» WHAT THE TASK REQUIRES: Without changing a character, output all of the records.

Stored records
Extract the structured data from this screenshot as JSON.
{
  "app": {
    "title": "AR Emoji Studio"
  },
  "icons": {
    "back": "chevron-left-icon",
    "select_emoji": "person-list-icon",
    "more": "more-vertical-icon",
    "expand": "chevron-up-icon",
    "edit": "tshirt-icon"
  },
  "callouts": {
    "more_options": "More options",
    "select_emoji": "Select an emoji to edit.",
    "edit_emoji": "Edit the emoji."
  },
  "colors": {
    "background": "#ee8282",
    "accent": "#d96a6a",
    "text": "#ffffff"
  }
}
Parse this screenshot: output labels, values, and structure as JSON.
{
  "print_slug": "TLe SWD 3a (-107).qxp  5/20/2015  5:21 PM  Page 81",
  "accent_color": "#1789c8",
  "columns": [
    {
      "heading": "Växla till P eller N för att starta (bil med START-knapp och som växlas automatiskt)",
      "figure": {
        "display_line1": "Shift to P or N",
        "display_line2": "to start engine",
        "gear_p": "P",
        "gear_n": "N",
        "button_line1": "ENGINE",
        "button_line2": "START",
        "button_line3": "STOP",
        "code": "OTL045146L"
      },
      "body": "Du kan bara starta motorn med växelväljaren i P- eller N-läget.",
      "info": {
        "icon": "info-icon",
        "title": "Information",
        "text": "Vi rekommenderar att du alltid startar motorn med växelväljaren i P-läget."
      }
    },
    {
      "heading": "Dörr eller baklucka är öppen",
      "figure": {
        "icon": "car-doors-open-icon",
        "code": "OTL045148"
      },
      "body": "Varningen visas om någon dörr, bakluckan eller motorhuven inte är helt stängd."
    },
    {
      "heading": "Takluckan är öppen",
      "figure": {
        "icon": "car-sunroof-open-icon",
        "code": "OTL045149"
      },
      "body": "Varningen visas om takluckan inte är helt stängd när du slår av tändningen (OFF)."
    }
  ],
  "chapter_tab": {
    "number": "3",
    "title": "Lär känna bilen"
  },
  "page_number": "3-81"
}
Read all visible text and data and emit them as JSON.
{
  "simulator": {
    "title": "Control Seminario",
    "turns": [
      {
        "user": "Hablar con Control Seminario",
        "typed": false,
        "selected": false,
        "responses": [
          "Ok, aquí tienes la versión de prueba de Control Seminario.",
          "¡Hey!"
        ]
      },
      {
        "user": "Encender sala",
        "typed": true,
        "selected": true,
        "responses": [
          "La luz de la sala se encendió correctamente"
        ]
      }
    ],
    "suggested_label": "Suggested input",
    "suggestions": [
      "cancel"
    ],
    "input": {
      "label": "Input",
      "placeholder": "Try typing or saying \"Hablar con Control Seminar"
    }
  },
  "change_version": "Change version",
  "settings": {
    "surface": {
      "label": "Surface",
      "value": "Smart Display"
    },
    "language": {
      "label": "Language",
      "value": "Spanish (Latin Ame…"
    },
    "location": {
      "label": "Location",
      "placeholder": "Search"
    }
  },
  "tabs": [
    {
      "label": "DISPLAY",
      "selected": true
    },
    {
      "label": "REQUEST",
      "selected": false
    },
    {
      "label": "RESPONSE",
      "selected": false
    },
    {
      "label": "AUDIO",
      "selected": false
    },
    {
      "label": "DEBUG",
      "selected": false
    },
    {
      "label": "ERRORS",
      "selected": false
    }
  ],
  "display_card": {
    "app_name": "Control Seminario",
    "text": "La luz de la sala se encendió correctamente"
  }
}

» WRITTEN SOLUTION:
Extract the structured data from this screenshot as JSON.
{
  "app": {
    "title": "AR Emoji Studio"
  },
  "icons": {
    "back": "chevron-left-icon",
    "select_emoji": "person-list-icon",
    "more": "more-vertical-icon",
    "expand": "chevron-up-icon",
    "edit": "tshirt-icon"
  },
  "callouts": {
    "more_options": "More options",
    "select_emoji": "Select an emoji to edit.",
    "edit_emoji": "Edit the emoji."
  },
  "colors": {
    "background": "#ee8282",
    "accent": "#d96a6a",
    "text": "#ffffff"
  }
}
Parse this screenshot: output labels, values, and structure as JSON.
{
  "print_slug": "TLe SWD 3a (-107).qxp  5/20/2015  5:21 PM  Page 81",
  "accent_color": "#1789c8",
  "columns": [
    {
      "heading": "Växla till P eller N för att starta (bil med START-knapp och som växlas automatiskt)",
      "figure": {
        "display_line1": "Shift to P or N",
        "display_line2": "to start engine",
        "gear_p": "P",
        "gear_n": "N",
        "button_line1": "ENGINE",
        "button_line2": "START",
        "button_line3": "STOP",
        "code": "OTL045146L"
      },
      "body": "Du kan bara starta motorn med växelväljaren i P- eller N-läget.",
      "info": {
        "icon": "info-icon",
        "title": "Information",
        "text": "Vi rekommenderar att du alltid startar motorn med växelväljaren i P-läget."
      }
    },
    {
      "heading": "Dörr eller baklucka är öppen",
      "figure": {
        "icon": "car-doors-open-icon",
        "code": "OTL045148"
      },
      "body": "Varningen visas om någon dörr, bakluckan eller motorhuven inte är helt stängd."
    },
    {
      "heading": "Takluckan är öppen",
      "figure": {
        "icon": "car-sunroof-open-icon",
        "code": "OTL045149"
      },
      "body": "Varningen visas om takluckan inte är helt stängd när du slår av tändningen (OFF)."
    }
  ],
  "chapter_tab": {
    "number": "3",
    "title": "Lär känna bilen"
  },
  "page_number": "3-81"
}
Read all visible text and data and emit them as JSON.
{
  "simulator": {
    "title": "Control Seminario",
    "turns": [
      {
        "user": "Hablar con Control Seminario",
        "typed": false,
        "selected": false,
        "responses": [
          "Ok, aquí tienes la versión de prueba de Control Seminario.",
          "¡Hey!"
        ]
      },
      {
        "user": "Encender sala",
        "typed": true,
        "selected": true,
        "responses": [
          "La luz de la sala se encendió correctamente"
        ]
      }
    ],
    "suggested_label": "Suggested input",
    "suggestions": [
      "cancel"
    ],
    "input": {
      "label": "Input",
      "placeholder": "Try typing or saying \"Hablar con Control Seminar"
    }
  },
  "change_version": "Change version",
  "settings": {
    "surface": {
      "label": "Surface",
      "value": "Smart Display"
    },
    "language": {
      "label": "Language",
      "value": "Spanish (Latin Ame…"
    },
    "location": {
      "label": "Location",
      "placeholder": "Search"
    }
  },
  "tabs": [
    {
      "label": "DISPLAY",
      "selected": true
    },
    {
      "label": "REQUEST",
      "selected": false
    },
    {
      "label": "RESPONSE",
      "selected": false
    },
    {
      "label": "AUDIO",
      "selected": false
    },
    {
      "label": "DEBUG",
      "selected": false
    },
    {
      "label": "ERRORS",
      "selected": false
    }
  ],
  "display_card": {
    "app_name": "Control Seminario",
    "text": "La luz de la sala se encendió correctamente"
  }
}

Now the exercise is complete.